  1. Pei Zhong and Cioanta, I. and Cocks, F.H. and Preminger, G.M., Inertial cavitation and associated acoustic emission produced during electrohydraulic shock wave lithotripsy, J. Acoust. Soc. Am. (USA), vol. 101 no. 5 (1997), pp. 2940 - 50 [1.418522] .
    (last updated on 2007/04/10)

    Abstract:

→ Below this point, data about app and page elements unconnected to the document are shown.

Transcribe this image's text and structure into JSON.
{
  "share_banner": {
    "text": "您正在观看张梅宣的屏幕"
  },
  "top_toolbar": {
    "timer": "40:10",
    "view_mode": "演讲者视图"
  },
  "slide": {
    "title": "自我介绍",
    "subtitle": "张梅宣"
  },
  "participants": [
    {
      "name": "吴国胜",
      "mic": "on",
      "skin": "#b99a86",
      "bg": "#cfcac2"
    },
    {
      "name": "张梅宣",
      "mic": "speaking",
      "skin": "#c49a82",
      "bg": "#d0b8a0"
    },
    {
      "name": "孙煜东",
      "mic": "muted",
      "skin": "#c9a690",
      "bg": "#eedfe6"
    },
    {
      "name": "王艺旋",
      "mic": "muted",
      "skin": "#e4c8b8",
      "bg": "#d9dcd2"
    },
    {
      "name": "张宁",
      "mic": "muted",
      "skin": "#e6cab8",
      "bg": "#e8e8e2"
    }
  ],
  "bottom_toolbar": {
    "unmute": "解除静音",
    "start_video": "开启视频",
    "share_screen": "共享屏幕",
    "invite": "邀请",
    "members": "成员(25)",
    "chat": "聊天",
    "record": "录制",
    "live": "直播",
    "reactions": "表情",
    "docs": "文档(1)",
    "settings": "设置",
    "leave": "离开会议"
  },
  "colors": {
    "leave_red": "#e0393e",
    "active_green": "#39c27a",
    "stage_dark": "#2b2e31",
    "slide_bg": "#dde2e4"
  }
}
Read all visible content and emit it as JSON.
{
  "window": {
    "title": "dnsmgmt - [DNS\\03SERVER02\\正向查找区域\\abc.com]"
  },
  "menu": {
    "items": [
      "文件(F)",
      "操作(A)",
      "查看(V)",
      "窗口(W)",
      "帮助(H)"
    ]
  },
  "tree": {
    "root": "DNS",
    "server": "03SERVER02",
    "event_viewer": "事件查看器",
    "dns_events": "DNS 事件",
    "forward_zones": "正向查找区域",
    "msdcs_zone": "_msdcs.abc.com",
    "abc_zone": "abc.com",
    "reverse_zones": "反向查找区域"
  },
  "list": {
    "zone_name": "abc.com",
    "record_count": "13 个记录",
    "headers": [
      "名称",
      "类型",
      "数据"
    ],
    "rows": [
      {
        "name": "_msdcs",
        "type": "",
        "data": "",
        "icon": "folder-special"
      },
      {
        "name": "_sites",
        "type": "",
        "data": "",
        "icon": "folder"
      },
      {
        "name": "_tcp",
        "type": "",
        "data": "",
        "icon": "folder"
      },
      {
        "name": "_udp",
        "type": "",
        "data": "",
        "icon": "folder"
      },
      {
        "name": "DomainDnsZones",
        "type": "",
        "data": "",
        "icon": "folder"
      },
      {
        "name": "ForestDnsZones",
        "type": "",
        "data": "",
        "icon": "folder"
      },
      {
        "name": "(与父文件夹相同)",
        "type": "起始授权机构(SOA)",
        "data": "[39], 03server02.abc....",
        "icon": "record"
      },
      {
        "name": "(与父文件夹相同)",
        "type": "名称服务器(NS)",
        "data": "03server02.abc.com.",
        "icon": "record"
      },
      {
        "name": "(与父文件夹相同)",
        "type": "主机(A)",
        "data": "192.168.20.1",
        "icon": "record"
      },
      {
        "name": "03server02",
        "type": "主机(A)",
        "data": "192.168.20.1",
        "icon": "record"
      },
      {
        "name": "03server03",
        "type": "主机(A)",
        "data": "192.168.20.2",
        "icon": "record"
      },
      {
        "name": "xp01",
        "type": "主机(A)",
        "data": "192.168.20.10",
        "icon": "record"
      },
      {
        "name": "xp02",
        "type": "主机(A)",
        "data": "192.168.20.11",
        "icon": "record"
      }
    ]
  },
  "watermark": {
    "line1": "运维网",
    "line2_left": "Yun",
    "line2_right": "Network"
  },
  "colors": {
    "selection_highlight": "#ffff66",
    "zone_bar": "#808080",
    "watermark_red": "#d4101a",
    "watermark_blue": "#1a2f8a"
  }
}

    The inertial cavitation and associated acoustic emission generated during electrohydraulic shock wave lithotripsy were studied using high-speed photography and acoustic pressure measurements. The dynamics of cavitation bubble clusters, induced in vitro by an experimental laboratory lithotripter, were recorded using a high-speed rotating drum camera at 20000 frames/s. The acoustic emission, generated by the rapid initial expansion and subsequent violent collapse of the cavitation bubbles, was measured simultaneously using a 1-MHz focused hydrophone, The expansion duration of the cavitation bubble cluster was found to correlate closely with the time delay between the first two groups of pressure spikes in the acoustic emission signal. This correlation provides an essential physical basis to assess the inertial cavitation produced by a clinical Dornier HM-3 shock wave lithotripter, both in water and in renal parenchyma of a swine model. In the clinical output voltage range (16-24 kV), the expansion duration of the primary cavitation bubble cluster generated by the HM-3 lithotripter in water increases from 158 to 254 μs, whereas the corresponding values in renal parenchyma are much smaller and remain almost unchanged (from 71 to 72 μs). In contrast, subsequent oscillation of the bubble following its primary collapse is significantly prolonged (from 158-235 μs in water to 1364-1373 μs in renal parenchyma). These distinctive differences between lithotripsy-induced inertial cavitation in vitro and that in vivo are presumably due to the constraining effect of renal tissue on bubble expansion

    Keywords:
    acoustic emission;acoustic intensity measurement;biomedical ultrasonics;bubbles;cavitation;nonlinear acoustics;shock wave effects;